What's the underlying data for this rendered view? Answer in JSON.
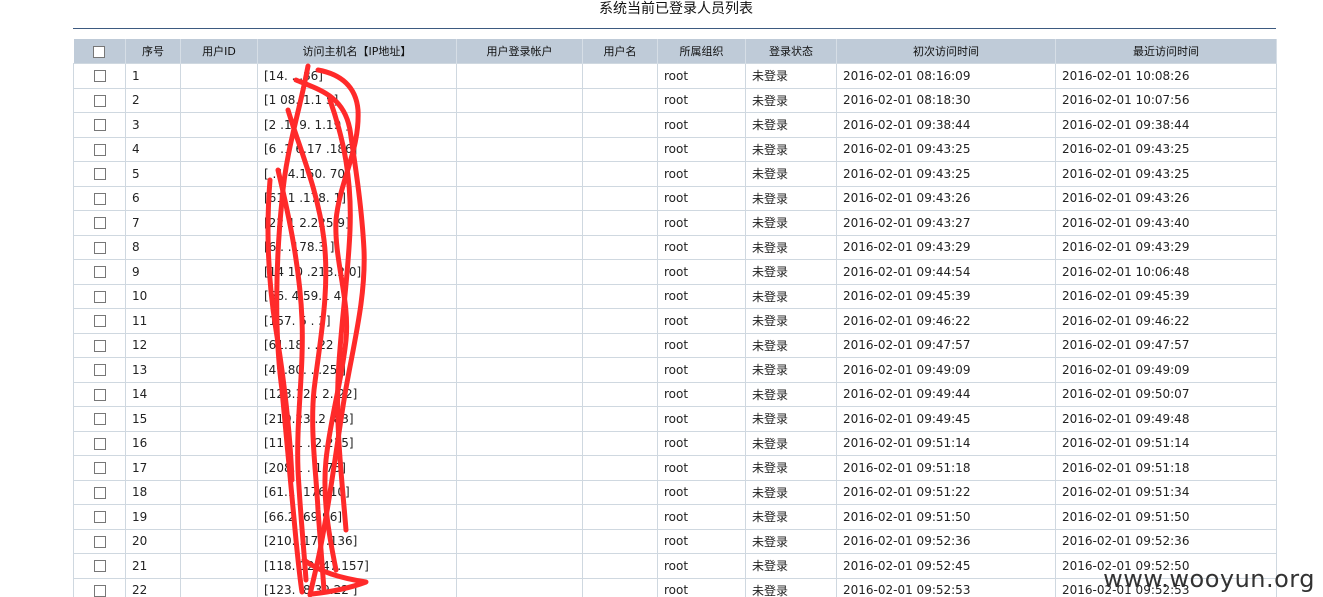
{
  "page": {
    "title": "系统当前已登录人员列表"
  },
  "table": {
    "headers": [
      "",
      "序号",
      "用户ID",
      "访问主机名【IP地址】",
      "用户登录帐户",
      "用户名",
      "所属组织",
      "登录状态",
      "初次访问时间",
      "最近访问时间"
    ],
    "rows": [
      {
        "no": "1",
        "uid": "",
        "host": "[14.    .    .86]",
        "account": "",
        "name": "",
        "org": "root",
        "status": "未登录",
        "first": "2016-02-01 08:16:09",
        "last": "2016-02-01 10:08:26"
      },
      {
        "no": "2",
        "uid": "",
        "host": "[1    08.  1.1  5]",
        "account": "",
        "name": "",
        "org": "root",
        "status": "未登录",
        "first": "2016-02-01 08:18:30",
        "last": "2016-02-01 10:07:56"
      },
      {
        "no": "3",
        "uid": "",
        "host": "[2  .179.  1.19 ]",
        "account": "",
        "name": "",
        "org": "root",
        "status": "未登录",
        "first": "2016-02-01 09:38:44",
        "last": "2016-02-01 09:38:44"
      },
      {
        "no": "4",
        "uid": "",
        "host": "[6  .1  6.17  .186]",
        "account": "",
        "name": "",
        "org": "root",
        "status": "未登录",
        "first": "2016-02-01 09:43:25",
        "last": "2016-02-01 09:43:25"
      },
      {
        "no": "5",
        "uid": "",
        "host": "[  .1  4.150.  70]",
        "account": "",
        "name": "",
        "org": "root",
        "status": "未登录",
        "first": "2016-02-01 09:43:25",
        "last": "2016-02-01 09:43:25"
      },
      {
        "no": "6",
        "uid": "",
        "host": "[61.1  .178.  1]",
        "account": "",
        "name": "",
        "org": "root",
        "status": "未登录",
        "first": "2016-02-01 09:43:26",
        "last": "2016-02-01 09:43:26"
      },
      {
        "no": "7",
        "uid": "",
        "host": "[22  1  2.225  9]",
        "account": "",
        "name": "",
        "org": "root",
        "status": "未登录",
        "first": "2016-02-01 09:43:27",
        "last": "2016-02-01 09:43:40"
      },
      {
        "no": "8",
        "uid": "",
        "host": "[6  .   .178.3  ]",
        "account": "",
        "name": "",
        "org": "root",
        "status": "未登录",
        "first": "2016-02-01 09:43:29",
        "last": "2016-02-01 09:43:29"
      },
      {
        "no": "9",
        "uid": "",
        "host": "[14  10  .213.2  0]",
        "account": "",
        "name": "",
        "org": "root",
        "status": "未登录",
        "first": "2016-02-01 09:44:54",
        "last": "2016-02-01 10:06:48"
      },
      {
        "no": "10",
        "uid": "",
        "host": "[66.  4  59.1  4]",
        "account": "",
        "name": "",
        "org": "root",
        "status": "未登录",
        "first": "2016-02-01 09:45:39",
        "last": "2016-02-01 09:45:39"
      },
      {
        "no": "11",
        "uid": "",
        "host": "[157.  5  .  3]",
        "account": "",
        "name": "",
        "org": "root",
        "status": "未登录",
        "first": "2016-02-01 09:46:22",
        "last": "2016-02-01 09:46:22"
      },
      {
        "no": "12",
        "uid": "",
        "host": "[61.18  .  .22  ]",
        "account": "",
        "name": "",
        "org": "root",
        "status": "未登录",
        "first": "2016-02-01 09:47:57",
        "last": "2016-02-01 09:47:57"
      },
      {
        "no": "13",
        "uid": "",
        "host": "[49.80.  .  .25  ]",
        "account": "",
        "name": "",
        "org": "root",
        "status": "未登录",
        "first": "2016-02-01 09:49:09",
        "last": "2016-02-01 09:49:09"
      },
      {
        "no": "14",
        "uid": "",
        "host": "[123.12  .  2.  22]",
        "account": "",
        "name": "",
        "org": "root",
        "status": "未登录",
        "first": "2016-02-01 09:49:44",
        "last": "2016-02-01 09:50:07"
      },
      {
        "no": "15",
        "uid": "",
        "host": "[219.23  .2  .83]",
        "account": "",
        "name": "",
        "org": "root",
        "status": "未登录",
        "first": "2016-02-01 09:49:45",
        "last": "2016-02-01 09:49:48"
      },
      {
        "no": "16",
        "uid": "",
        "host": "[119.1  .  2.215]",
        "account": "",
        "name": "",
        "org": "root",
        "status": "未登录",
        "first": "2016-02-01 09:51:14",
        "last": "2016-02-01 09:51:14"
      },
      {
        "no": "17",
        "uid": "",
        "host": "[208.1  .  1.75]",
        "account": "",
        "name": "",
        "org": "root",
        "status": "未登录",
        "first": "2016-02-01 09:51:18",
        "last": "2016-02-01 09:51:18"
      },
      {
        "no": "18",
        "uid": "",
        "host": "[61.1  .176.10]",
        "account": "",
        "name": "",
        "org": "root",
        "status": "未登录",
        "first": "2016-02-01 09:51:22",
        "last": "2016-02-01 09:51:34"
      },
      {
        "no": "19",
        "uid": "",
        "host": "[66.2  .69.96]",
        "account": "",
        "name": "",
        "org": "root",
        "status": "未登录",
        "first": "2016-02-01 09:51:50",
        "last": "2016-02-01 09:51:50"
      },
      {
        "no": "20",
        "uid": "",
        "host": "[210.  .177.136]",
        "account": "",
        "name": "",
        "org": "root",
        "status": "未登录",
        "first": "2016-02-01 09:52:36",
        "last": "2016-02-01 09:52:36"
      },
      {
        "no": "21",
        "uid": "",
        "host": "[118.  12.  47.157]",
        "account": "",
        "name": "",
        "org": "root",
        "status": "未登录",
        "first": "2016-02-01 09:52:45",
        "last": "2016-02-01 09:52:50"
      },
      {
        "no": "22",
        "uid": "",
        "host": "[123.  .8.39.22  ]",
        "account": "",
        "name": "",
        "org": "root",
        "status": "未登录",
        "first": "2016-02-01 09:52:53",
        "last": "2016-02-01 09:52:53"
      }
    ]
  },
  "watermark": "www.wooyun.org",
  "colors": {
    "header_bg": "#bfcbd8",
    "title_rule": "#3d5a80",
    "scribble": "#ff2a2a"
  }
}
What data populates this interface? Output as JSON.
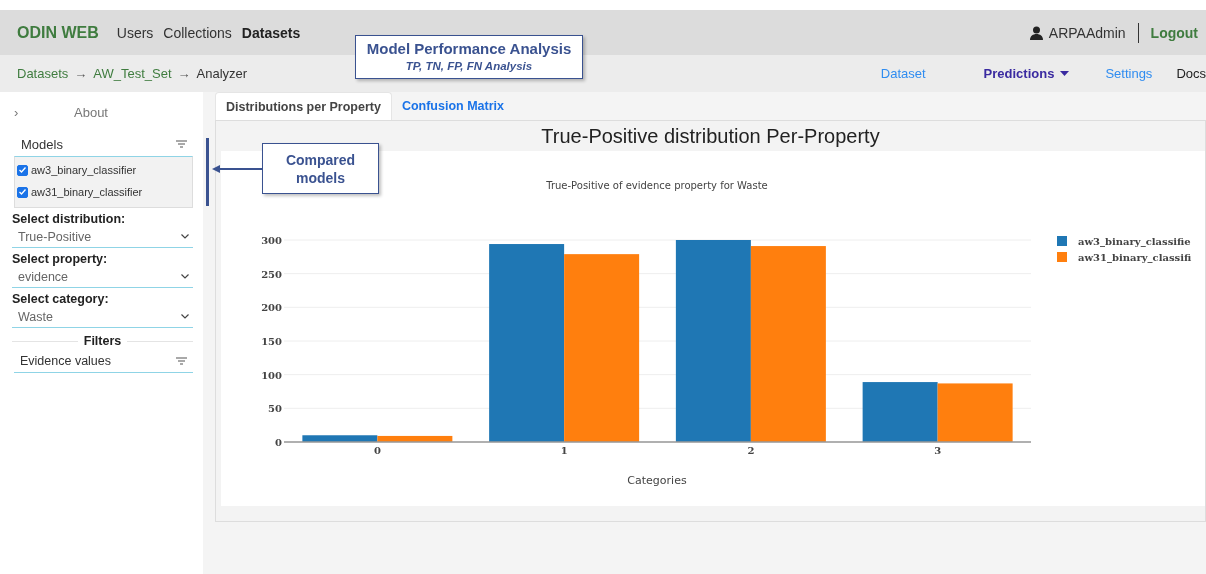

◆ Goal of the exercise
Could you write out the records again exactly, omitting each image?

◆ Your response
What's the underlying data for this rendered view? Answer in JSON.
{
  "page": {
    "title": "系统当前已登录人员列表"
  },
  "table": {
    "headers": [
      "",
      "序号",
      "用户ID",
      "访问主机名【IP地址】",
      "用户登录帐户",
      "用户名",
      "所属组织",
      "登录状态",
      "初次访问时间",
      "最近访问时间"
    ],
    "rows": [
      {
        "no": "1",
        "uid": "",
        "host": "[14.    .    .86]",
        "account": "",
        "name": "",
        "org": "root",
        "status": "未登录",
        "first": "2016-02-01 08:16:09",
        "last": "2016-02-01 10:08:26"
      },
      {
        "no": "2",
        "uid": "",
        "host": "[1    08.  1.1  5]",
        "account": "",
        "name": "",
        "org": "root",
        "status": "未登录",
        "first": "2016-02-01 08:18:30",
        "last": "2016-02-01 10:07:56"
      },
      {
        "no": "3",
        "uid": "",
        "host": "[2  .179.  1.19 ]",
        "account": "",
        "name": "",
        "org": "root",
        "status": "未登录",
        "first": "2016-02-01 09:38:44",
        "last": "2016-02-01 09:38:44"
      },
      {
        "no": "4",
        "uid": "",
        "host": "[6  .1  6.17  .186]",
        "account": "",
        "name": "",
        "org": "root",
        "status": "未登录",
        "first": "2016-02-01 09:43:25",
        "last": "2016-02-01 09:43:25"
      },
      {
        "no": "5",
        "uid": "",
        "host": "[  .1  4.150.  70]",
        "account": "",
        "name": "",
        "org": "root",
        "status": "未登录",
        "first": "2016-02-01 09:43:25",
        "last": "2016-02-01 09:43:25"
      },
      {
        "no": "6",
        "uid": "",
        "host": "[61.1  .178.  1]",
        "account": "",
        "name": "",
        "org": "root",
        "status": "未登录",
        "first": "2016-02-01 09:43:26",
        "last": "2016-02-01 09:43:26"
      },
      {
        "no": "7",
        "uid": "",
        "host": "[22  1  2.225  9]",
        "account": "",
        "name": "",
        "org": "root",
        "status": "未登录",
        "first": "2016-02-01 09:43:27",
        "last": "2016-02-01 09:43:40"
      },
      {
        "no": "8",
        "uid": "",
        "host": "[6  .   .178.3  ]",
        "account": "",
        "name": "",
        "org": "root",
        "status": "未登录",
        "first": "2016-02-01 09:43:29",
        "last": "2016-02-01 09:43:29"
      },
      {
        "no": "9",
        "uid": "",
        "host": "[14  10  .213.2  0]",
        "account": "",
        "name": "",
        "org": "root",
        "status": "未登录",
        "first": "2016-02-01 09:44:54",
        "last": "2016-02-01 10:06:48"
      },
      {
        "no": "10",
        "uid": "",
        "host": "[66.  4  59.1  4]",
        "account": "",
        "name": "",
        "org": "root",
        "status": "未登录",
        "first": "2016-02-01 09:45:39",
        "last": "2016-02-01 09:45:39"
      },
      {
        "no": "11",
        "uid": "",
        "host": "[157.  5  .  3]",
        "account": "",
        "name": "",
        "org": "root",
        "status": "未登录",
        "first": "2016-02-01 09:46:22",
        "last": "2016-02-01 09:46:22"
      },
      {
        "no": "12",
        "uid": "",
        "host": "[61.18  .  .22  ]",
        "account": "",
        "name": "",
        "org": "root",
        "status": "未登录",
        "first": "2016-02-01 09:47:57",
        "last": "2016-02-01 09:47:57"
      },
      {
        "no": "13",
        "uid": "",
        "host": "[49.80.  .  .25  ]",
        "account": "",
        "name": "",
        "org": "root",
        "status": "未登录",
        "first": "2016-02-01 09:49:09",
        "last": "2016-02-01 09:49:09"
      },
      {
        "no": "14",
        "uid": "",
        "host": "[123.12  .  2.  22]",
        "account": "",
        "name": "",
        "org": "root",
        "status": "未登录",
        "first": "2016-02-01 09:49:44",
        "last": "2016-02-01 09:50:07"
      },
      {
        "no": "15",
        "uid": "",
        "host": "[219.23  .2  .83]",
        "account": "",
        "name": "",
        "org": "root",
        "status": "未登录",
        "first": "2016-02-01 09:49:45",
        "last": "2016-02-01 09:49:48"
      },
      {
        "no": "16",
        "uid": "",
        "host": "[119.1  .  2.215]",
        "account": "",
        "name": "",
        "org": "root",
        "status": "未登录",
        "first": "2016-02-01 09:51:14",
        "last": "2016-02-01 09:51:14"
      },
      {
        "no": "17",
        "uid": "",
        "host": "[208.1  .  1.75]",
        "account": "",
        "name": "",
        "org": "root",
        "status": "未登录",
        "first": "2016-02-01 09:51:18",
        "last": "2016-02-01 09:51:18"
      },
      {
        "no": "18",
        "uid": "",
        "host": "[61.1  .176.10]",
        "account": "",
        "name": "",
        "org": "root",
        "status": "未登录",
        "first": "2016-02-01 09:51:22",
        "last": "2016-02-01 09:51:34"
      },
      {
        "no": "19",
        "uid": "",
        "host": "[66.2  .69.96]",
        "account": "",
        "name": "",
        "org": "root",
        "status": "未登录",
        "first": "2016-02-01 09:51:50",
        "last": "2016-02-01 09:51:50"
      },
      {
        "no": "20",
        "uid": "",
        "host": "[210.  .177.136]",
        "account": "",
        "name": "",
        "org": "root",
        "status": "未登录",
        "first": "2016-02-01 09:52:36",
        "last": "2016-02-01 09:52:36"
      },
      {
        "no": "21",
        "uid": "",
        "host": "[118.  12.  47.157]",
        "account": "",
        "name": "",
        "org": "root",
        "status": "未登录",
        "first": "2016-02-01 09:52:45",
        "last": "2016-02-01 09:52:50"
      },
      {
        "no": "22",
        "uid": "",
        "host": "[123.  .8.39.22  ]",
        "account": "",
        "name": "",
        "org": "root",
        "status": "未登录",
        "first": "2016-02-01 09:52:53",
        "last": "2016-02-01 09:52:53"
      }
    ]
  },
  "watermark": "www.wooyun.org",
  "colors": {
    "header_bg": "#bfcbd8",
    "title_rule": "#3d5a80",
    "scribble": "#ff2a2a"
  }
}
What data populates this interface? Output as JSON.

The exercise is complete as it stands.